Your loved one can no longer do the many tasks they once could. They now depend on you for many of these things. The easiest solution may be to simply take over and make decision, but it’s important to be respectful of your loved ones. As a caregiver, you want to protect your loved one’s dignity and sense of self-worth.
Put yourself in their shoes. Imagine if your independence had slipped away. You can no longer drive, walk, or get out of bed. These once simple tasks now require help from someone else. How would this make you feel? You may feel frustrated. This loss of freedom would most likely cause you to want to keep control over as much as you possibly could.
Here are some helpful suggestions:
- Put yourself in your loved one’s place. How would you want to be treated if you were being cared for?
- Educate yourself on your loved one’s condition. This can prepare you for what’s ahead.
- Help them do what they can on their own for as long as possible. This will give them a sense of control.
- Talk openly and honestly with your loved one. Try to involve them in decisions and be a good listener.
- Be flexible. Try an accommodate reasonable requests if you can.
- Give positive feedback if your loved one does a task on their own.
Grieving for loved ones who are experiencing a life-limiting illness is natural for families and friends. This process can often begin before death occurs. Hearts for Hospice & Home Health Bereavement Services are available for those who are coping with losing a loved one. Our staff is committed to working closely with families who are working through the grieving process. Our services include:
- One-on-one support
- Print materials
- Supportive phone calls
- In-home support sessions
Our support is available to families for up to 13 months following the loss of a loved one. We also host monthly support group sessions at our Hearts for Hospice & Home Health locations. Support groups offer families and friends a platform to share their experience with others in the community who are facing similar situations.
Our services don’t stop once your loved one has passed. We are committed to helping families and friends of patients even after they are gone. Please contact us for more information about our Bereavement Services.
A life-limiting illness is an incurable chronic disease or condition that no longer respond to curative treatments.
Examples of a life-limiting illness include:
- Alzheimer’s Disease or Dementia
- Parkinson’s Disease
- Heart Disease
- Pulmonary Disease
- Liver Disease
- End-stage Renal Disease
A life limiting illness, coupled with symptoms below, could be indicators of decline and hospice eligibility:
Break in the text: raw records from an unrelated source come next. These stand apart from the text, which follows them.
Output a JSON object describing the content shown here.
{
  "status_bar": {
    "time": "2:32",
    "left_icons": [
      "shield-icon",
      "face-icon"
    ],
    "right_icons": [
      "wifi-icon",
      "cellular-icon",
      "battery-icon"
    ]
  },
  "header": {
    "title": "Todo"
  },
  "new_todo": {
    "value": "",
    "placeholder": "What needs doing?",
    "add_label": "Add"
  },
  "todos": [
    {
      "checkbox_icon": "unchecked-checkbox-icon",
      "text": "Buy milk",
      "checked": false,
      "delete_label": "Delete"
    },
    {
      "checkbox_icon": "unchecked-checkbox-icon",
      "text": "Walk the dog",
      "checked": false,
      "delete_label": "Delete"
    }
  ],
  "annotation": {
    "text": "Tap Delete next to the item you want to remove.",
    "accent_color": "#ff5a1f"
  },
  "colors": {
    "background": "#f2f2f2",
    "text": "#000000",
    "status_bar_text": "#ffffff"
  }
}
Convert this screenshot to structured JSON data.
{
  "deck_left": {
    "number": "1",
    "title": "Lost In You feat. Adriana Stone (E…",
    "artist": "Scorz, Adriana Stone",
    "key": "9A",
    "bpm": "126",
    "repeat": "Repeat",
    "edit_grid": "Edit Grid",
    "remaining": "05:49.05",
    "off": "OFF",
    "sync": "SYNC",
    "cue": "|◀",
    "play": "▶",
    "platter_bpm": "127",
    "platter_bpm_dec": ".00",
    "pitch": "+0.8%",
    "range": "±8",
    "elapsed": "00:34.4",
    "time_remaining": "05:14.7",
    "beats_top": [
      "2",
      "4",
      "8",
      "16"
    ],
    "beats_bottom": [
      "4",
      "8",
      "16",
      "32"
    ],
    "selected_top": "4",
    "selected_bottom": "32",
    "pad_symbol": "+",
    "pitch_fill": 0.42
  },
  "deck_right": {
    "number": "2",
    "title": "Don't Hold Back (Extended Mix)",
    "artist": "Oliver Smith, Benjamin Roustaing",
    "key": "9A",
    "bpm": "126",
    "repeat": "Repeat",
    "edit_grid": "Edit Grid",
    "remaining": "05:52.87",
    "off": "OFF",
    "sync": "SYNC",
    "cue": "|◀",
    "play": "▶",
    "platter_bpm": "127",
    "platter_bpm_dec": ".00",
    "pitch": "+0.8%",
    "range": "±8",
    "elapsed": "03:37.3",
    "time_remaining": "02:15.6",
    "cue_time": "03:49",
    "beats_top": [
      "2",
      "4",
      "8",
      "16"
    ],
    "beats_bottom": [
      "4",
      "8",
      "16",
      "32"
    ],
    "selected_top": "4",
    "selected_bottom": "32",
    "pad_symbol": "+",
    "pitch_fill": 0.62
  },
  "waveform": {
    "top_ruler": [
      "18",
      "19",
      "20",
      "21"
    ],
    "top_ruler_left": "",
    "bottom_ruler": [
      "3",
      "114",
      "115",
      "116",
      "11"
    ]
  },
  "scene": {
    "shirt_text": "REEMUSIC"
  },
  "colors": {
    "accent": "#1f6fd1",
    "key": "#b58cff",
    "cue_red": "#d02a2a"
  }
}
- Frequent hospitalizations, ER visits, or visits to the physician within the last six months
- Progressive weight loss (with consideration to weight gain factors such as edema, when applicable)
- Decreasing appetite
- Dysphagia or difficulty swallowing
- Increased weakness or fatigue
- Decline in cognitive status or functional abilities
- Increasing assistance needed with Activities of Daily Living (ADLs)
- Increasing pain or increasing difficulty in controlling pain
- Increasing dyspnea or shortness of breath
- Oxygen dependency
- Reoccurring infections
- Increased nausea and/or vomiting that is difficult to control
- A desire to forgo future hospitalizations
- A request to discontinue treatment
- Recurrent or frequent infections
- Skin breakdown
- A specific decline in condition
If you or a loved one has a life-limiting illness and are experiencing any of the above symptoms, consider speaking to your physician about hospice services. You can also call Hearts for Hospice & Home Health, and one of our team members can help guide you through the process of requesting hospice through your physician.
Let yourself grieve. It’s important to let yourself take this roller coaster ride and feel your emotions rather than suppress them. No matter how hard you try to bury those feelings of grief, they will continue to resurface, and you won’t be able to truly move on. Start the healing process by giving into grief.
Lean on friends and family. Your friends and family expect you to be upset. While they may not always know the right things to do or say, they do want to be there for you even if it’s just to listen or offer affection. Never feel too proud or embarrassed to lean on them in this time of need.
Join a support group – online or offline. Whether you find a group through social media or in person, support groups provide ways to talk and listen to others who are in the same position and truly understand what you are going through.
Focus on the positive aspects of your life. The loss you are experiencing could feel like the worst thing that’s ever happened to you and no one can change your mind. Despite this, what you need to do is reflect on all the good aspects that continue to bless your life and are worth pushing through the grief.
Keep yourself busy. Become more involved, go on a trip, try something new – participate in activities you enjoy and that can keep you focused on something other than your grief. Redirect your energy into doing things you’ve always wanted to do but never prioritized.
Breathe. If ever you find the grief to be too overwhelming, take a few deep breaths. The body’s breathing becomes shallow when we are feeling tense or stressed, resulting in insufficient oxygen to the body. This adds to the stress you are already feeling, so focusing on conscious, deeps breaths helps you relax and breathe normally.